     The sky's pink hue this morning is at once beautiful and unsettling, its radiance irritating me into a simmering inertia that refuses to budge, even after I've had my coffee. I am five years old again. For reasons unknown to me, my beloved red maple tree, the one that stood bravely among the blue spruces and elms and birches in our backyard, is being felled, and I am watching helplessly. The world seems just as crazy now as it did then, deluded by progress and productivity. Has the business of living killed the business of being alive?

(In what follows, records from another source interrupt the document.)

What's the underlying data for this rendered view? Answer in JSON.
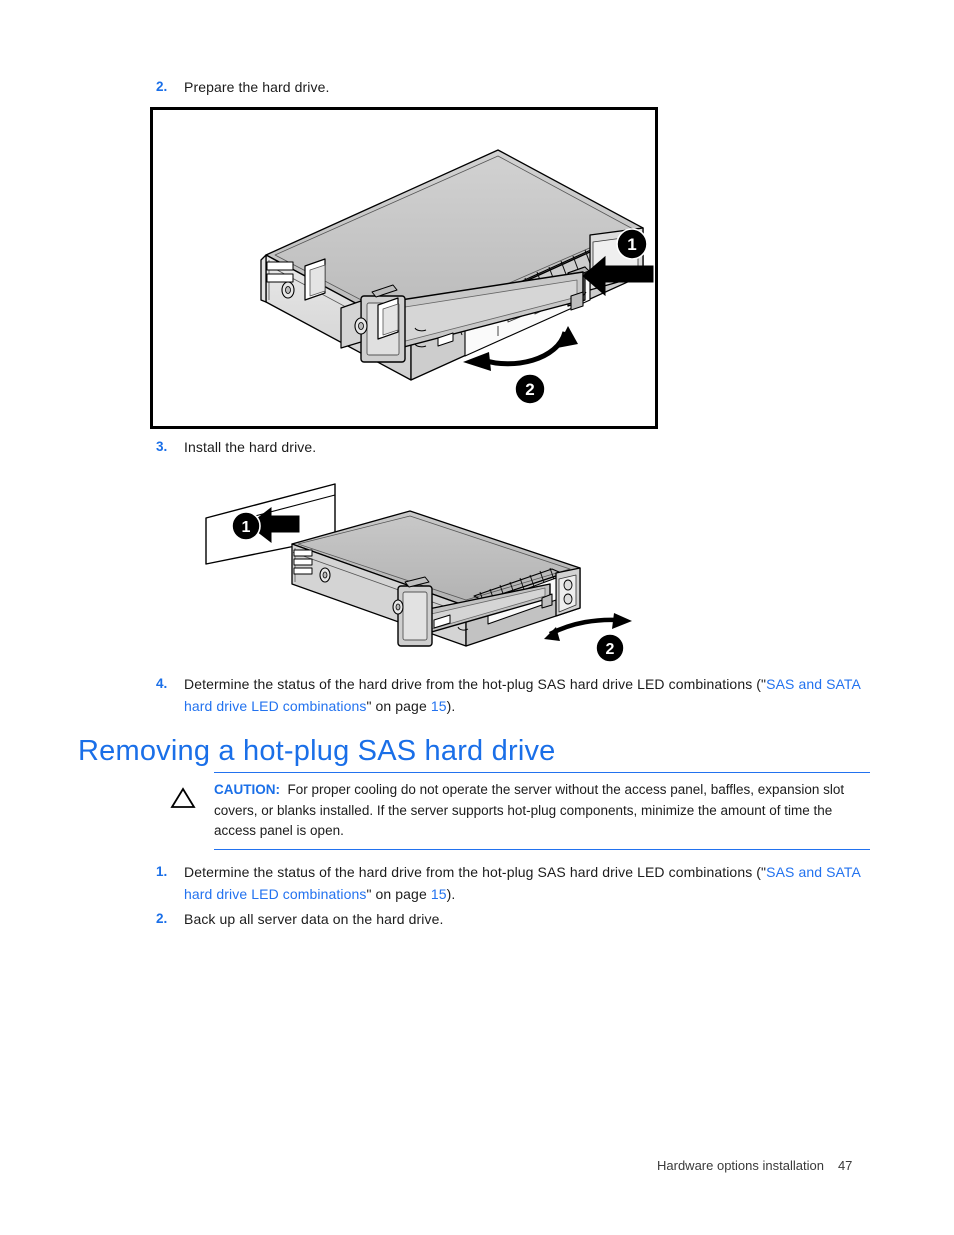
{
  "page": {
    "footer_section": "Hardware options installation",
    "footer_page_number": "47"
  },
  "colors": {
    "link_blue": "#2272ef",
    "heading_blue": "#1a6fe8",
    "body_text": "#1c1c1c",
    "rule_blue": "#2272ef",
    "figure_border": "#000000"
  },
  "steps_top": [
    {
      "number": "2.",
      "text": "Prepare the hard drive."
    },
    {
      "number": "3.",
      "text": "Install the hard drive."
    }
  ],
  "step_four": {
    "number": "4.",
    "lead": "Determine the status of the hard drive from the hot-plug SAS hard drive LED combinations (\"",
    "link": "SAS and SATA hard drive LED combinations",
    "mid": "\" on page ",
    "page_ref": "15",
    "tail": ")."
  },
  "heading": {
    "text": "Removing a hot-plug SAS hard drive"
  },
  "caution": {
    "icon": "caution-triangle-icon",
    "label": "CAUTION:",
    "body": "For proper cooling do not operate the server without the access panel, baffles, expansion slot covers, or blanks installed. If the server supports hot-plug components, minimize the amount of time the access panel is open."
  },
  "steps_bottom": [
    {
      "number": "1.",
      "lead": "Determine the status of the hard drive from the hot-plug SAS hard drive LED combinations (\"",
      "link": "SAS and SATA hard drive LED combinations",
      "mid": "\" on page ",
      "page_ref": "15",
      "tail": ")."
    },
    {
      "number": "2.",
      "text": "Back up all server data on the hard drive."
    }
  ],
  "figures": [
    {
      "name": "figure-prepare-hard-drive",
      "framed": true,
      "callouts": [
        {
          "label": "1",
          "meaning": "press-latch-release-button"
        },
        {
          "label": "2",
          "meaning": "open-drive-lever"
        }
      ]
    },
    {
      "name": "figure-install-hard-drive",
      "framed": false,
      "callouts": [
        {
          "label": "1",
          "meaning": "slide-drive-into-bay"
        },
        {
          "label": "2",
          "meaning": "close-drive-lever"
        }
      ]
    }
  ]
}
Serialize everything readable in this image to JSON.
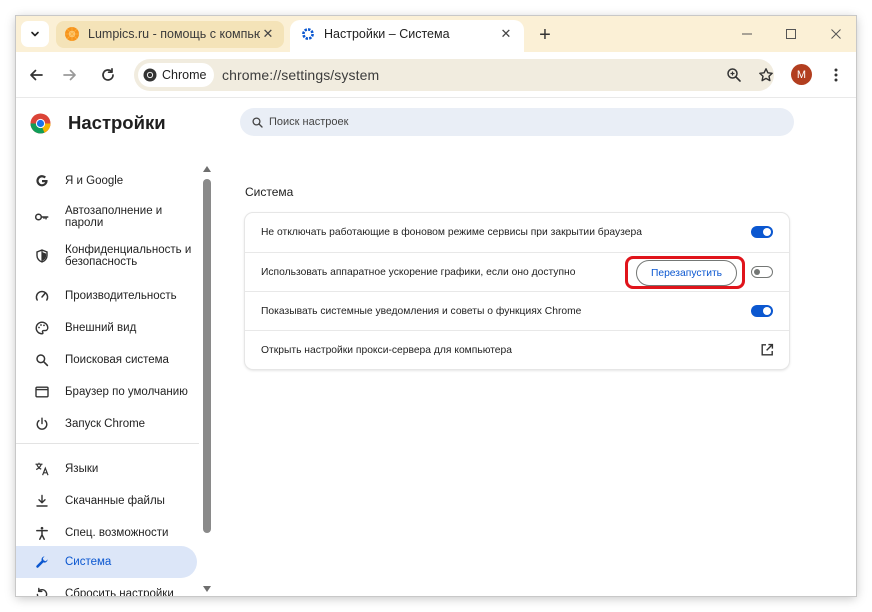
{
  "tabs": [
    {
      "title": "Lumpics.ru - помощь с компьютером",
      "icon": "orange-favicon-icon",
      "active": false
    },
    {
      "title": "Настройки – Система",
      "icon": "gear-icon",
      "active": true
    }
  ],
  "toolbar": {
    "chip_label": "Chrome",
    "url": "chrome://settings/system",
    "avatar_letter": "M"
  },
  "settings": {
    "title": "Настройки",
    "search_placeholder": "Поиск настроек",
    "nav": [
      {
        "label": "Я и Google",
        "icon": "google-g-icon"
      },
      {
        "label": "Автозаполнение и пароли",
        "icon": "key-icon"
      },
      {
        "label": "Конфиденциальность и безопасность",
        "icon": "shield-icon"
      },
      {
        "label": "Производительность",
        "icon": "speedometer-icon"
      },
      {
        "label": "Внешний вид",
        "icon": "palette-icon"
      },
      {
        "label": "Поисковая система",
        "icon": "search-icon"
      },
      {
        "label": "Браузер по умолчанию",
        "icon": "browser-window-icon"
      },
      {
        "label": "Запуск Chrome",
        "icon": "power-icon"
      },
      {
        "label": "Языки",
        "icon": "translate-icon"
      },
      {
        "label": "Скачанные файлы",
        "icon": "download-icon"
      },
      {
        "label": "Спец. возможности",
        "icon": "accessibility-icon"
      },
      {
        "label": "Система",
        "icon": "wrench-icon",
        "active": true
      },
      {
        "label": "Сбросить настройки",
        "icon": "reset-icon"
      }
    ],
    "section_title": "Система",
    "rows": [
      {
        "label": "Не отключать работающие в фоновом режиме сервисы при закрытии браузера",
        "control": "toggle",
        "on": true
      },
      {
        "label": "Использовать аппаратное ускорение графики, если оно доступно",
        "control": "toggle",
        "on": false,
        "button": "Перезапустить"
      },
      {
        "label": "Показывать системные уведомления и советы о функциях Chrome",
        "control": "toggle",
        "on": true
      },
      {
        "label": "Открыть настройки прокси-сервера для компьютера",
        "control": "external-link"
      }
    ]
  },
  "colors": {
    "accent": "#0b57d0",
    "tabstrip": "#fbf0d6",
    "highlight": "#e0141b",
    "active_nav_bg": "#dce6f8"
  }
}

     The less I work, the less I want to work. Coming from a physician, that's nothing short of blasphemy. After all, the moment I stepped into anatomy lab, I traded my personal life for a life of personal sacrifices, the clich├ęd "I am my work" axiom in which I've been assured that running on fumes somehow begets sensitivity and compassion, and that the reward for denying all of my own needs is the immense satisfaction that comes from tirelessly attending to the needs of others. One really has to question the ethos behind this flavor of altruism: it's more like a contagious societal disease.

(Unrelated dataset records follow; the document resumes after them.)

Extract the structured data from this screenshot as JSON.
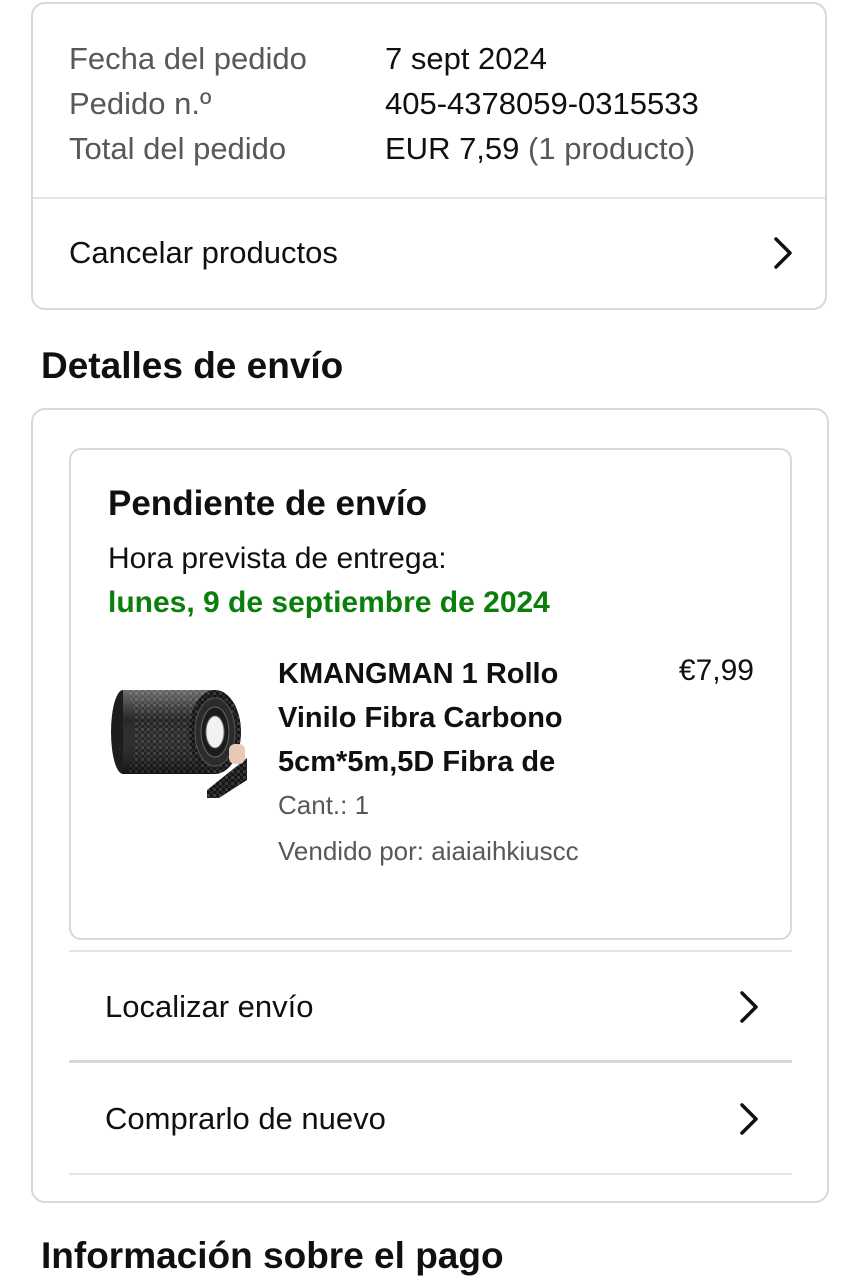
{
  "order_summary": {
    "rows": [
      {
        "label": "Fecha del pedido",
        "value": "7 sept 2024"
      },
      {
        "label": "Pedido n.º",
        "value": "405-4378059-0315533"
      },
      {
        "label": "Total del pedido",
        "value": "EUR 7,59",
        "value_extra": "(1 producto)"
      }
    ],
    "cancel_label": "Cancelar productos"
  },
  "shipping": {
    "section_title": "Detalles de envío",
    "status": "Pendiente de envío",
    "eta_label": "Hora prevista de entrega:",
    "eta_date": "lunes, 9 de septiembre de 2024",
    "product": {
      "title_lines": [
        "KMANGMAN 1 Rollo",
        "Vinilo Fibra Carbono",
        "5cm*5m,5D Fibra de"
      ],
      "price": "€7,99",
      "quantity": "Cant.: 1",
      "seller": "Vendido por: aiaiaihkiuscc",
      "image": "carbon-fiber-vinyl-roll"
    },
    "track_label": "Localizar envío",
    "buy_again_label": "Comprarlo de nuevo"
  },
  "payment": {
    "section_title": "Información sobre el pago"
  },
  "colors": {
    "eta_green": "#0b7f0b",
    "border": "#d5d9d9",
    "muted_text": "#565959"
  }
}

     I see evidence of infection everywhere, from parents whose lives revolve around their children's sports to volunteers who can never say "no" to my own husband, who's averaging thirteen hour days at his networking job, containing the fallout of a security breach that occurred before he even accepted the position, sometimes going in to work at three o'clock in the morning and not returning until 7:30 at night. Many of his colleagues are working 20 hours a day. Yesterday afternoon, he noticed one of his co-workers, a brilliant senior systems architect, looking uncharacteristically dazed and disheveled, walking with a slight limp, and in desperate need of a bath. "Are you all right, man?," Spartacus asked him. "I've been up for 36 hours. I just got my third wind, so I'm feeling pretty good. I'm ready to go," the poor bastard answered, wearing his glassy-eyed funk proudly, like a badge of honor. A year ago, that was me.
     I'm surrendering to the more of less, sacrificing nothing for a return that's unquantifiable. Because work is no longer working me, I like my job again. Even though I work in a fast-paced ambulatory setting, the pressure to produce is offset by my overall change in perspective, sort of a happy medium. I feel like a consultant in anesthesia again, not a warm body. Maybe what I really mean to say is that the less I work, the less it feels like work. The sense of dread I used to wake up with has vanished. Now, there's plenty of room in my life to do the things I want to do. I actually have time for living. It's funny, because in talking with my physician friends, many of them seem to envy my downward mobility, viewing it as a bravely conducted rage against the machine. Sometimes, it takes a little rage to get the courage flowing. Like that red maple tree, I haven't always blended in with the crowd, but I don't live in fear of my demise. I've just found a way to fly under the radar.